| WHAT TO DO |
Once you have read the listing, write it all out exactly.

== Segment start ==

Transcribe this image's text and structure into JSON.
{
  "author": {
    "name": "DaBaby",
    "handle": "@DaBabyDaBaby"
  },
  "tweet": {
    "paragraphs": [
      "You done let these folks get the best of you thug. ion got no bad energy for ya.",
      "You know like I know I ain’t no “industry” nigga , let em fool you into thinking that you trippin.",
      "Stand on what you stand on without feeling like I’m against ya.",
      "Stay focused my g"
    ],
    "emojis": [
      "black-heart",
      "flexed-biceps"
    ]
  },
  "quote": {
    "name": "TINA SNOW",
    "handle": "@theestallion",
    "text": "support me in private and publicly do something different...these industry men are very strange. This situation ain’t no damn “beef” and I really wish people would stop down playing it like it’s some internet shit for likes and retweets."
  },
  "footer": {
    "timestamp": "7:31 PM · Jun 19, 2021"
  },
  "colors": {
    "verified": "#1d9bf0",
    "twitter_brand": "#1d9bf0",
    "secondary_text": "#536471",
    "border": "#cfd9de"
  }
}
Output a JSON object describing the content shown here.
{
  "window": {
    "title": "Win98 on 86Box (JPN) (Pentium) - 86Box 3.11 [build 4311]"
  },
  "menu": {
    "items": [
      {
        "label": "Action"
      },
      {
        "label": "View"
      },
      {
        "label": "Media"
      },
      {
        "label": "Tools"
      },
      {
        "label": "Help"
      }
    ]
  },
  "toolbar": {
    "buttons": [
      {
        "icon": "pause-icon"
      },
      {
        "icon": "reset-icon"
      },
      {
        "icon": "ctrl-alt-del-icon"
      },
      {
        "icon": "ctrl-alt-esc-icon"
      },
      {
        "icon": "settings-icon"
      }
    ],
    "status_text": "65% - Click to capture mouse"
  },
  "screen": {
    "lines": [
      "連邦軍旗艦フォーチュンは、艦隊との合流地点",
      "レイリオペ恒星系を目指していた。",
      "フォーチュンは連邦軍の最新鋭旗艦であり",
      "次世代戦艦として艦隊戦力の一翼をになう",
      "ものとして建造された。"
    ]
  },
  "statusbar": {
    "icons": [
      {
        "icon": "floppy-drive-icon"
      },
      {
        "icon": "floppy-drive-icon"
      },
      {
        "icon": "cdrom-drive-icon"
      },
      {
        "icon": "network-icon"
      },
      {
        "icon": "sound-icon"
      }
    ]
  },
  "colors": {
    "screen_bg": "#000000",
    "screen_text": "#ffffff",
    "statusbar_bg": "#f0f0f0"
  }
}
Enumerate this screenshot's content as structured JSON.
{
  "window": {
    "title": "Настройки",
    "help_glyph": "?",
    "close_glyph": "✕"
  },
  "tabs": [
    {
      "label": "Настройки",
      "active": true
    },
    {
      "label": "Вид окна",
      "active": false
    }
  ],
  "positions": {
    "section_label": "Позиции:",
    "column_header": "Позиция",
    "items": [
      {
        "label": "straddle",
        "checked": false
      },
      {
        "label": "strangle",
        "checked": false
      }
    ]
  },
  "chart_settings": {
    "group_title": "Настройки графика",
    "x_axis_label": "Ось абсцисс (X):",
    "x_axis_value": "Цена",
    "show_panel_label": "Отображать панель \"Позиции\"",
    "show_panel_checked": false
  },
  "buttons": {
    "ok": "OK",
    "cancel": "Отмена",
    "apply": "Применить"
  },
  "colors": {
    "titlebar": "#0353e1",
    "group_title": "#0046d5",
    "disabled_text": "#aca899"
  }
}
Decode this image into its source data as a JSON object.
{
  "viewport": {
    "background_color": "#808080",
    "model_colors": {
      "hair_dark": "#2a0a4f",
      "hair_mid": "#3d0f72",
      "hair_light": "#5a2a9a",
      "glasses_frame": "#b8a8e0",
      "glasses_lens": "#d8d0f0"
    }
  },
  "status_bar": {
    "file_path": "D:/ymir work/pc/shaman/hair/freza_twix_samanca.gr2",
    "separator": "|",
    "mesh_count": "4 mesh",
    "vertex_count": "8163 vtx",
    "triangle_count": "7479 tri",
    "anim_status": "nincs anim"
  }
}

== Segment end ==

| SOLUTION |
Transcribe this image's text and structure into JSON.
{
  "author": {
    "name": "DaBaby",
    "handle": "@DaBabyDaBaby"
  },
  "tweet": {
    "paragraphs": [
      "You done let these folks get the best of you thug. ion got no bad energy for ya.",
      "You know like I know I ain’t no “industry” nigga , let em fool you into thinking that you trippin.",
      "Stand on what you stand on without feeling like I’m against ya.",
      "Stay focused my g"
    ],
    "emojis": [
      "black-heart",
      "flexed-biceps"
    ]
  },
  "quote": {
    "name": "TINA SNOW",
    "handle": "@theestallion",
    "text": "support me in private and publicly do something different...these industry men are very strange. This situation ain’t no damn “beef” and I really wish people would stop down playing it like it’s some internet shit for likes and retweets."
  },
  "footer": {
    "timestamp": "7:31 PM · Jun 19, 2021"
  },
  "colors": {
    "verified": "#1d9bf0",
    "twitter_brand": "#1d9bf0",
    "secondary_text": "#536471",
    "border": "#cfd9de"
  }
}
Output a JSON object describing the content shown here.
{
  "window": {
    "title": "Win98 on 86Box (JPN) (Pentium) - 86Box 3.11 [build 4311]"
  },
  "menu": {
    "items": [
      {
        "label": "Action"
      },
      {
        "label": "View"
      },
      {
        "label": "Media"
      },
      {
        "label": "Tools"
      },
      {
        "label": "Help"
      }
    ]
  },
  "toolbar": {
    "buttons": [
      {
        "icon": "pause-icon"
      },
      {
        "icon": "reset-icon"
      },
      {
        "icon": "ctrl-alt-del-icon"
      },
      {
        "icon": "ctrl-alt-esc-icon"
      },
      {
        "icon": "settings-icon"
      }
    ],
    "status_text": "65% - Click to capture mouse"
  },
  "screen": {
    "lines": [
      "連邦軍旗艦フォーチュンは、艦隊との合流地点",
      "レイリオペ恒星系を目指していた。",
      "フォーチュンは連邦軍の最新鋭旗艦であり",
      "次世代戦艦として艦隊戦力の一翼をになう",
      "ものとして建造された。"
    ]
  },
  "statusbar": {
    "icons": [
      {
        "icon": "floppy-drive-icon"
      },
      {
        "icon": "floppy-drive-icon"
      },
      {
        "icon": "cdrom-drive-icon"
      },
      {
        "icon": "network-icon"
      },
      {
        "icon": "sound-icon"
      }
    ]
  },
  "colors": {
    "screen_bg": "#000000",
    "screen_text": "#ffffff",
    "statusbar_bg": "#f0f0f0"
  }
}
Enumerate this screenshot's content as structured JSON.
{
  "window": {
    "title": "Настройки",
    "help_glyph": "?",
    "close_glyph": "✕"
  },
  "tabs": [
    {
      "label": "Настройки",
      "active": true
    },
    {
      "label": "Вид окна",
      "active": false
    }
  ],
  "positions": {
    "section_label": "Позиции:",
    "column_header": "Позиция",
    "items": [
      {
        "label": "straddle",
        "checked": false
      },
      {
        "label": "strangle",
        "checked": false
      }
    ]
  },
  "chart_settings": {
    "group_title": "Настройки графика",
    "x_axis_label": "Ось абсцисс (X):",
    "x_axis_value": "Цена",
    "show_panel_label": "Отображать панель \"Позиции\"",
    "show_panel_checked": false
  },
  "buttons": {
    "ok": "OK",
    "cancel": "Отмена",
    "apply": "Применить"
  },
  "colors": {
    "titlebar": "#0353e1",
    "group_title": "#0046d5",
    "disabled_text": "#aca899"
  }
}
Decode this image into its source data as a JSON object.
{
  "viewport": {
    "background_color": "#808080",
    "model_colors": {
      "hair_dark": "#2a0a4f",
      "hair_mid": "#3d0f72",
      "hair_light": "#5a2a9a",
      "glasses_frame": "#b8a8e0",
      "glasses_lens": "#d8d0f0"
    }
  },
  "status_bar": {
    "file_path": "D:/ymir work/pc/shaman/hair/freza_twix_samanca.gr2",
    "separator": "|",
    "mesh_count": "4 mesh",
    "vertex_count": "8163 vtx",
    "triangle_count": "7479 tri",
    "anim_status": "nincs anim"
  }
}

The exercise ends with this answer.